Rumsfeld Calls Helicopter Downing 'Tragic Day'
By Rudi Williams
American Forces Press Service
WASHINGTON, Nov. 2, 2003 -- In response to news of a U.S. helicopter
being downed in Iraq today, killing 15 soldiers and injuring 21,
Defense Secretary Donald H. Rumsfeld said, "It was a bad day, a
bad day, a tragic day for those people."
Rumsfeld appeared on "Fox News Sunday" today.
"This is a tragic day for those young men and women who are serving
our country so wonderfully," Rumsfeld told host Tony Snow. "My
prayers and sympathy go to the families and loved ones of those
that were killed and wounded."
The helicopter, a CH-47 Chinook, was transporting troops to the
Baghdad International Airport, reportedly on the first leg of a
trip home for rest and recuperation leave for some of the soldiers.
The aircraft was assigned to the 12th
Aviation Brigade, which was operating in support of the 82nd Airborne Division Task Force, U.S.
Central Command officials said.
An aerial quick-reaction force immediately was dispatched to
the scene, and a ground force secured the site, located near Fallujah.
Officials said the wounded soldiers were evacuated to nearby medical
facilities for treatment.
Rumsfeld said the motivation for the attack is easy to figure
out. "We know why they're doing it," he noted. "There are criminals
in that country who will do things for money. There are foreign
terrorists in that country, like the Ansar al-Islam, which have

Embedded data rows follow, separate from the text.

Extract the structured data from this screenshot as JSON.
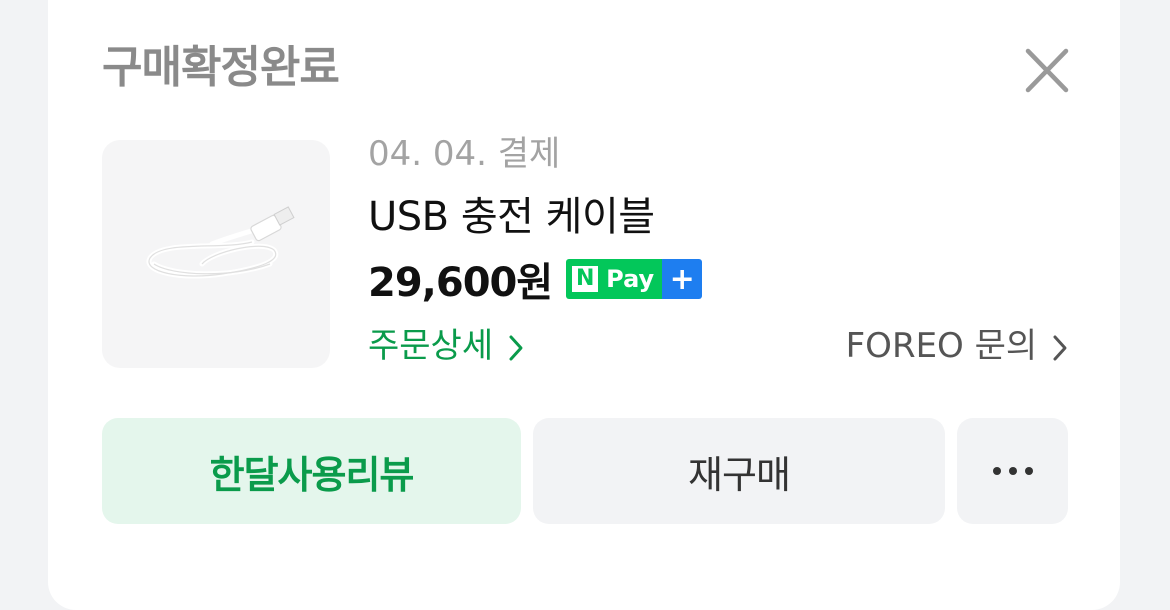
{
  "modal": {
    "title": "구매확정완료",
    "close_icon": "close-icon"
  },
  "order": {
    "date": "04. 04. 결제",
    "product_name": "USB 충전 케이블",
    "price": "29,600원",
    "npay_badge": {
      "n_label": "N",
      "pay_label": "Pay",
      "plus_label": "+"
    },
    "detail_link": "주문상세",
    "inquiry_link": "FOREO 문의"
  },
  "actions": {
    "review_label": "한달사용리뷰",
    "rebuy_label": "재구매",
    "more_icon": "more-dots-icon"
  },
  "colors": {
    "accent_green": "#0a9b4b",
    "review_bg": "#e4f6ec",
    "npay_green": "#03c75a",
    "npay_blue": "#1e7ef0"
  }
}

come back in from Iran and are trying to kill people. And there
are the remnants of the Baathist regime, and they want to take
that country back."
But they won't succeed, the secretary said. "They're not going
to come close to taking that country back," he said. "They are
the ones who want to have the kind of a dictatorship that Saddam
Hussein had. That's shown on the film clips on this station of
people cutting off fingers, cutting off hands, cutting off heads,
throwing them off the tops of buildings, cutting off tongues --
that is what those people want."
Commenting on reports of people dancing in the streets after
the helicopter was downed, including a young man dancing around
and laughing with an American soldier's helmet on his head, Rumsfeld
said, "There are 23 million people in that country who have been
liberated. The overwhelming majority is very much in support of
the coalition. They want Saddam Hussein gone."
Asked if more Americans are being killed in Iraq because the
enemy is getting better organized and more sophisticated, Rumsfeld
called that assessment "fair," and explained how the coalition
forces are countering the threat.
"The coalition forces are out attacking these remnants of the
Saddam Hussein regime, and they are finding them, and they are
capturing them, and they are killing them. There are additional
people being killed and captured every single day in that country,
and their numbers are going down."
He said in the final analysis, the Iraqi people are going to
defeat the remnants of Saddam's regime. "We now have over 100,000
Iraqis who were serving in the army -- the police, the site protection,
the civil defense, the border patrols," Rumsfeld noted. "It's gone
from zero up to 100,000. Our plan is to take it in excess 200,000
by next year.
"It will be Iraqis that will be out killing and capturing the
remnants of the Saddam Hussein regime, as they are today," Rumsfeld
continued. "There have been 85 of these Iraqis killed already who
are involved in these security forces."
Snow told Rumsfeld that some people accuse him of not having
a plan in Iraq. "We had a plan," the secretary said, adding that
the Wall Street Journal printed a big expose showing how the U.S.
was working with the World Food Organization well before the war
ever started to avoid a humanitarian crisis.
"How do you go from zero to 100,000 Iraq security folks who have
trained to be in the army, the police, the border patrol, the site
protection, the civil defense, if you don't have a plan?" Rumsfeld
"Our plan has produced a Central Bank in a matter of months," he
noted. "It took years in other countries -- in Germany or Japan
or Bosnia or Kosovo. We have a new currency in circulation; we
have a governing council appointed; they have appointed ministers.
All of these things have happened in two, three, four, five months."
Asked if the United States is getting help from Muslim nations
in its fight against terrorism, Rumsfeld said several Muslim countries
and people in those countries are cooperating.
"The vast majority of Muslims are not terrorists, nor do they
believe in terrorism," he noted.
Rumsfeld added that since the Saudi Arabian government was attacked,
the Saudis have been "more aggressive than ever in the past in
arresting, in capturing, in prosecuting, and in cooperating with
intelligence matters, and it's been a big help."